[Record set Boundary: Start]

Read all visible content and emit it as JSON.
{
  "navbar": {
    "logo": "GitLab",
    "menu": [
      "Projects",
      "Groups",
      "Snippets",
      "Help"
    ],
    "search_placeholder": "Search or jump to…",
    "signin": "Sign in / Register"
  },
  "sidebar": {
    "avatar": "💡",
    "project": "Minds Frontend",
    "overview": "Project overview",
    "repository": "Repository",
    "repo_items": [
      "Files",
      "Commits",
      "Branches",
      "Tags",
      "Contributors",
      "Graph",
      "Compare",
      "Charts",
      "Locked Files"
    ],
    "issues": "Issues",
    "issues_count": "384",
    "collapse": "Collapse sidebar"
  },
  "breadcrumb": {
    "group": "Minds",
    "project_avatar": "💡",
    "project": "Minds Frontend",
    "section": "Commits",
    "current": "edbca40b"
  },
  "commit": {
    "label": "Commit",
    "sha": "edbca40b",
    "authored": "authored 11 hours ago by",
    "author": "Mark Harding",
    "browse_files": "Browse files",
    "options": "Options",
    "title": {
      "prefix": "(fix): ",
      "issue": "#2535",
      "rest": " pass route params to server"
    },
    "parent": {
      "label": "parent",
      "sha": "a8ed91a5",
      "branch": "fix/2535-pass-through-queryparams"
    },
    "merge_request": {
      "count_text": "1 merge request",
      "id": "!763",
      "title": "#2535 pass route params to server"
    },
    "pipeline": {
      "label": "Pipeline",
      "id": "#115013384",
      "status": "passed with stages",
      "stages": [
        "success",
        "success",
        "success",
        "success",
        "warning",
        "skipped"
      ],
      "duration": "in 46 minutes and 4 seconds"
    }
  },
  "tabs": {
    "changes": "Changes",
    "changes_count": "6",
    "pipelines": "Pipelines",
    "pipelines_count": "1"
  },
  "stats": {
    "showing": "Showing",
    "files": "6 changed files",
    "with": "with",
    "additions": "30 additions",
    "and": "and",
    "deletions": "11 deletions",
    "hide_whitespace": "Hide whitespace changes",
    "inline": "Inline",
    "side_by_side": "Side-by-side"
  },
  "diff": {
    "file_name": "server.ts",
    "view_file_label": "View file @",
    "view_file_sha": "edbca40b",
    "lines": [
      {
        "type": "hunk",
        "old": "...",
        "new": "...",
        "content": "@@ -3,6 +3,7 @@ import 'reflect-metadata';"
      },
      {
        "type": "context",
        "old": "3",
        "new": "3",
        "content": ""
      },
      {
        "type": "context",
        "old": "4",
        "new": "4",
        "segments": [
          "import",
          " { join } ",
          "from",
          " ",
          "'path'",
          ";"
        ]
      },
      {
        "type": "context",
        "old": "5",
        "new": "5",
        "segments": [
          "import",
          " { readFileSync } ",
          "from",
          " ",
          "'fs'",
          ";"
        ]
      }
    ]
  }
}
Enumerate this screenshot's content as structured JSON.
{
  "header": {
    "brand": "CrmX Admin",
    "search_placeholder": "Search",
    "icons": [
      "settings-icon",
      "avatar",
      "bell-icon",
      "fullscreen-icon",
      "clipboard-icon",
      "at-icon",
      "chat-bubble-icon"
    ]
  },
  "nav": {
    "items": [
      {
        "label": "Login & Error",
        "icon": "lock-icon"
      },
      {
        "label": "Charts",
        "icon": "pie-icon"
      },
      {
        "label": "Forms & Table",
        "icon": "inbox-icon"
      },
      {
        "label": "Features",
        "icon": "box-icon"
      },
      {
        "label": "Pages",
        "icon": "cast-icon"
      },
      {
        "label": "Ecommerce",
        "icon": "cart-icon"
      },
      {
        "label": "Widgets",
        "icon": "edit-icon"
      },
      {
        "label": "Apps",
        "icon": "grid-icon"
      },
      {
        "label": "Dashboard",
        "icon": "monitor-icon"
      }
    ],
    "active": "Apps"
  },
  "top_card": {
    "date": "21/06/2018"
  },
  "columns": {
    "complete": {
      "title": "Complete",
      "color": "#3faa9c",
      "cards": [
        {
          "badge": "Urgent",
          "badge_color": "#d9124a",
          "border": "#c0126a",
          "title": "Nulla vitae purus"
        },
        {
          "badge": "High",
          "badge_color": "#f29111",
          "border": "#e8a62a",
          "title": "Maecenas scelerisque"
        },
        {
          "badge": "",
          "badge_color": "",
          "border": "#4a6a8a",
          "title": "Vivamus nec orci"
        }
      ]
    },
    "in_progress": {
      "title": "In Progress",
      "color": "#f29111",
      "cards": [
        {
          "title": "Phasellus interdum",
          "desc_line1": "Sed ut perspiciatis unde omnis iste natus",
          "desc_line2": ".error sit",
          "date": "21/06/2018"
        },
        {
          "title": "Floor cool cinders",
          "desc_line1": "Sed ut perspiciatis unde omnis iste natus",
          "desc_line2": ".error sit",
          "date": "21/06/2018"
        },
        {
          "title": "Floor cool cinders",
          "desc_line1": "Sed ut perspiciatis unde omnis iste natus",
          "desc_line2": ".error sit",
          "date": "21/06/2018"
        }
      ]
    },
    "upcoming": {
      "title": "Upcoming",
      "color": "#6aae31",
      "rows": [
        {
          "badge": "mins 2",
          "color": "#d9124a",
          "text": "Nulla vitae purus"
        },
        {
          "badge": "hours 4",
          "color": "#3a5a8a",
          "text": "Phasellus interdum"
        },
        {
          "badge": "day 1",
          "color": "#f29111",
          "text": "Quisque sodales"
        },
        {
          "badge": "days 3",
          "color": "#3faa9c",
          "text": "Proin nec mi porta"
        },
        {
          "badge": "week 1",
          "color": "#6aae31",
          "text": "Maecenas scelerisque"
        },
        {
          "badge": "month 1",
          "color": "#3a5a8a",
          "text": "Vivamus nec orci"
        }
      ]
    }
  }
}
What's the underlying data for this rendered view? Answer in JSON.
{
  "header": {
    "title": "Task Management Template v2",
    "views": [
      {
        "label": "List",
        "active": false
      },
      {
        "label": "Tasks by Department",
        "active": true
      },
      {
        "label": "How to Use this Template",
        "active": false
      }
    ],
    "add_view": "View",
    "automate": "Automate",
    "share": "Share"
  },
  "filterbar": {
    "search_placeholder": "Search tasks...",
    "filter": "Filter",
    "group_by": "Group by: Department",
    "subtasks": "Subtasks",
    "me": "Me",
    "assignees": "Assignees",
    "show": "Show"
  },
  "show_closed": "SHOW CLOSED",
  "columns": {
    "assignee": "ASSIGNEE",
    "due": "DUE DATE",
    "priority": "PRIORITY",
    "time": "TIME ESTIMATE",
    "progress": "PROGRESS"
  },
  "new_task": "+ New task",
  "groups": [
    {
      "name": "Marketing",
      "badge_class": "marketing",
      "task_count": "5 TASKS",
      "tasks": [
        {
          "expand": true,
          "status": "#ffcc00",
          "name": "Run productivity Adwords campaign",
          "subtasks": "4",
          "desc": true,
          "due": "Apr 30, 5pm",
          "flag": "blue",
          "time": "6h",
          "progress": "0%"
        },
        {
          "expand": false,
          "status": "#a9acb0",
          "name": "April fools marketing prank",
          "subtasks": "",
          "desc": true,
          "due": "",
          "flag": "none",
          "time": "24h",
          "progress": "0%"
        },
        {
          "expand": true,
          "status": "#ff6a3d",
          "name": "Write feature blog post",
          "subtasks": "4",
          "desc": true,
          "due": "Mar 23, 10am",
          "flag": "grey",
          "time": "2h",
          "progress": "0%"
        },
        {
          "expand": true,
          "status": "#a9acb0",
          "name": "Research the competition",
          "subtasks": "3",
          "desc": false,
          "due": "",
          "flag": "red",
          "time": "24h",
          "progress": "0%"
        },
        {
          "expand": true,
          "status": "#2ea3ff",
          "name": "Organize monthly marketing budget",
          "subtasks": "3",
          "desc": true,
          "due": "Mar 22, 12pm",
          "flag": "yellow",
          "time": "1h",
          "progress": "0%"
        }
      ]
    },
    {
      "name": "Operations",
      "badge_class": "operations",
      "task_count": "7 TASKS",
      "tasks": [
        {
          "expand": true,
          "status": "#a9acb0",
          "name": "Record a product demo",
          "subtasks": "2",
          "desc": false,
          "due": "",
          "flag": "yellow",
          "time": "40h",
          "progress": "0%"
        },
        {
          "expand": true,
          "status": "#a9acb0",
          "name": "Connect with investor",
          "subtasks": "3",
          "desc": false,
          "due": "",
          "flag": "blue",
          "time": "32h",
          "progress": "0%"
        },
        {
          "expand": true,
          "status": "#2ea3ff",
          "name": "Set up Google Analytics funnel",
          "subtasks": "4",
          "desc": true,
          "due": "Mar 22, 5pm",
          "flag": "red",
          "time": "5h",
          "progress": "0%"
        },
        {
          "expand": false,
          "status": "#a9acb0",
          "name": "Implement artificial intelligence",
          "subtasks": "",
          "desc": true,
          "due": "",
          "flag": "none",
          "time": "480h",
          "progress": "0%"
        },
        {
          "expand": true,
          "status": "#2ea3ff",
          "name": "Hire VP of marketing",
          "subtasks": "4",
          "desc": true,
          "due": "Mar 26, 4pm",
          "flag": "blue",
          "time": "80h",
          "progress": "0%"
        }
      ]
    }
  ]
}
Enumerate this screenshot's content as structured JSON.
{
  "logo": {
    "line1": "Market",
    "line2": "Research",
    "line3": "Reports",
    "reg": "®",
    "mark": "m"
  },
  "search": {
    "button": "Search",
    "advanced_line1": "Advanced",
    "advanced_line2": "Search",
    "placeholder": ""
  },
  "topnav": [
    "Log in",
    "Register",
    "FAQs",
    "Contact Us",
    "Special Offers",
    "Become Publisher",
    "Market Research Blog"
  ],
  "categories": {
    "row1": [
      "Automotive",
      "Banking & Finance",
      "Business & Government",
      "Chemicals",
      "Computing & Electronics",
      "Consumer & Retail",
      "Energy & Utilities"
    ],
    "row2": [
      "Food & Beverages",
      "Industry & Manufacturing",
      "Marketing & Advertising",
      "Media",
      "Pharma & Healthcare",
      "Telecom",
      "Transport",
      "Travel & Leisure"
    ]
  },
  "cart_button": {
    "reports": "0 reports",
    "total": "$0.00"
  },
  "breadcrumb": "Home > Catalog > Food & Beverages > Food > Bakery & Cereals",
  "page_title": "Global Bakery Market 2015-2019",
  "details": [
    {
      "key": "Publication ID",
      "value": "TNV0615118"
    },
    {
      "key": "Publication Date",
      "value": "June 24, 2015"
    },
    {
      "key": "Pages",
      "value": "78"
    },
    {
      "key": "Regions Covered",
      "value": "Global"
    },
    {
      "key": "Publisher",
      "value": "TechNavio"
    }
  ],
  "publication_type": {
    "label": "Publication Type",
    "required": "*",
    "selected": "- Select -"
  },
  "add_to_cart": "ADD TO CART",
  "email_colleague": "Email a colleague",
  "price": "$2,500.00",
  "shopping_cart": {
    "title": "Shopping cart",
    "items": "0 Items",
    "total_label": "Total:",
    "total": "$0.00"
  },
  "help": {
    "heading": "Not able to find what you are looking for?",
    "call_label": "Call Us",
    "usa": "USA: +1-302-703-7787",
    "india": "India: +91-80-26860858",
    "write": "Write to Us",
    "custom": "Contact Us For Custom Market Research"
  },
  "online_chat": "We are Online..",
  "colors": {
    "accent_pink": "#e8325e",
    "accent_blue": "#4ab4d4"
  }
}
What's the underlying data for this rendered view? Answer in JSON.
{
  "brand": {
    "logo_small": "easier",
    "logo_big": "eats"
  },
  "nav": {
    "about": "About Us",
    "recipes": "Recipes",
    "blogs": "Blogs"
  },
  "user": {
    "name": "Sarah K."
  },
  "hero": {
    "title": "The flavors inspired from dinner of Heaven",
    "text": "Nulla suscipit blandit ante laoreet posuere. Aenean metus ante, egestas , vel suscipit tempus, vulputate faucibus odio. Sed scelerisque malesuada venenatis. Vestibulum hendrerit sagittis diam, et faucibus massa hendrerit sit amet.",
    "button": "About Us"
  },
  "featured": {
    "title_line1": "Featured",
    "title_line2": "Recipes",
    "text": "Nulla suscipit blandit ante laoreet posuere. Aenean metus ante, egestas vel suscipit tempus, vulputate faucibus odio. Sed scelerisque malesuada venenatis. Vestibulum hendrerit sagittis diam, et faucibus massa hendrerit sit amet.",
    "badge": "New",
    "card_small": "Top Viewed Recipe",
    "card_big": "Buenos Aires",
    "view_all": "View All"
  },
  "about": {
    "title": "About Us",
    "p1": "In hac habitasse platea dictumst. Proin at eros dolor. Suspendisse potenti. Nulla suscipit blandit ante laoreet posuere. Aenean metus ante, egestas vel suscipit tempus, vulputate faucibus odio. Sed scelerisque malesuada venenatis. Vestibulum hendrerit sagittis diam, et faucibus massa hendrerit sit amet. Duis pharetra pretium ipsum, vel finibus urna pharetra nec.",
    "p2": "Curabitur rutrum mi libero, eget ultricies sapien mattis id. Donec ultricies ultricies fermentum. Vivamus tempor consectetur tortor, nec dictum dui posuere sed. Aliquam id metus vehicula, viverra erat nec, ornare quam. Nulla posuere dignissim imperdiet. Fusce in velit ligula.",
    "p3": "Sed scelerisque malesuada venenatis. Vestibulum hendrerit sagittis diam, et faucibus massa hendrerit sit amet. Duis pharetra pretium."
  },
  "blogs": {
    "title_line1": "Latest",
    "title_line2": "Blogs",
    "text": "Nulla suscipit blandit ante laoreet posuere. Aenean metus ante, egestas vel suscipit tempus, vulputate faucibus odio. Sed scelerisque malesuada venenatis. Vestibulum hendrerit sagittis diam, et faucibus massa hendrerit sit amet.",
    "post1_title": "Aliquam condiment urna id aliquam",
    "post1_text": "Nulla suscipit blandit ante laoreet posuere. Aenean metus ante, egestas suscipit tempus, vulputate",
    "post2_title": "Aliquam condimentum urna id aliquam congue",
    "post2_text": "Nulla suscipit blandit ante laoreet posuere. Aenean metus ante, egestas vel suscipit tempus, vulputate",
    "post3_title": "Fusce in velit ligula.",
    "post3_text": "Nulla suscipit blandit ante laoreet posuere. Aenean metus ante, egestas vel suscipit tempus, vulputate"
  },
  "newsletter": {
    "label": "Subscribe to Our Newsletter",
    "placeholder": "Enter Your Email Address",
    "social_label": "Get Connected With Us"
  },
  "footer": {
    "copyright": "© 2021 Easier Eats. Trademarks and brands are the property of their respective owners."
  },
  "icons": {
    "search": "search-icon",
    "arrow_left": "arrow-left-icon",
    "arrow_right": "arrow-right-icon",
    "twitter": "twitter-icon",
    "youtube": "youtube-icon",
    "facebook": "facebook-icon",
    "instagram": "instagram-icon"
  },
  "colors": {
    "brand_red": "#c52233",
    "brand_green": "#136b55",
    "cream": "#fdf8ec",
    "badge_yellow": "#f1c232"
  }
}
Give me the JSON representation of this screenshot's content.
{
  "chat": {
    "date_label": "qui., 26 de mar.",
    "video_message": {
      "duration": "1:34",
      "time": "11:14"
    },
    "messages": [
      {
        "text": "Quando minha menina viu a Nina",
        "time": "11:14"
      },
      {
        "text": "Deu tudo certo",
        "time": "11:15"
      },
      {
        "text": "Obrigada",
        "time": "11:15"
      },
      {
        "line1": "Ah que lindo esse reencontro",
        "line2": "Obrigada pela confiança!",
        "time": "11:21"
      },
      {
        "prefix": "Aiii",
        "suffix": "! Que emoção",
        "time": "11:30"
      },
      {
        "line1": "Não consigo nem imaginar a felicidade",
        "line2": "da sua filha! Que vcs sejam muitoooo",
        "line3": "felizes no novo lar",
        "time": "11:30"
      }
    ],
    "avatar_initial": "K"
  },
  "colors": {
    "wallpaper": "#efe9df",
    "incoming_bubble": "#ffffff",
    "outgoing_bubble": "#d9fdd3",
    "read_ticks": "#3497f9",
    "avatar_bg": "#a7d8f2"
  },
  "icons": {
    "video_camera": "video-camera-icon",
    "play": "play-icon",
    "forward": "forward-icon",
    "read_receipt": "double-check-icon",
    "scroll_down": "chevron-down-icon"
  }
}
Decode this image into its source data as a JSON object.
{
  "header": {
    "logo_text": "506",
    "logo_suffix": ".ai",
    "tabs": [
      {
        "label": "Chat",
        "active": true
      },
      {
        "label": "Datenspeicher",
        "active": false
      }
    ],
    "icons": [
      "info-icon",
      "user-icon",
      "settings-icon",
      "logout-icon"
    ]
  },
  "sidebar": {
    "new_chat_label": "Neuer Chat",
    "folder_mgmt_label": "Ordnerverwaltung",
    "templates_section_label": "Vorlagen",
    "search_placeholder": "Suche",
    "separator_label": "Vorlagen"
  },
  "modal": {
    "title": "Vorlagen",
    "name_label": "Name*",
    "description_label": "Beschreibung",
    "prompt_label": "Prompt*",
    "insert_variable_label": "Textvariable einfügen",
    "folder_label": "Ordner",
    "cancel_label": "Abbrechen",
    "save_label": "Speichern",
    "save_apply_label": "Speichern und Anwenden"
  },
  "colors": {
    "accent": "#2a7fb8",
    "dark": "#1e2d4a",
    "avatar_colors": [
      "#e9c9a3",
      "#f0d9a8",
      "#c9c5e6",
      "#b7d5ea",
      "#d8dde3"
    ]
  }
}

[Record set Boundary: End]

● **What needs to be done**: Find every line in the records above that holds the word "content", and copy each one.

● **Answer for this exercise**:
Read all visible content and emit it as JSON.
        "content": "@@ -3,6 +3,7 @@ import 'reflect-metadata';"
        "content": ""
Enumerate this screenshot's content as structured JSON.
Enumerate this screenshot's content as structured JSON.
Give me the JSON representation of this screenshot's content.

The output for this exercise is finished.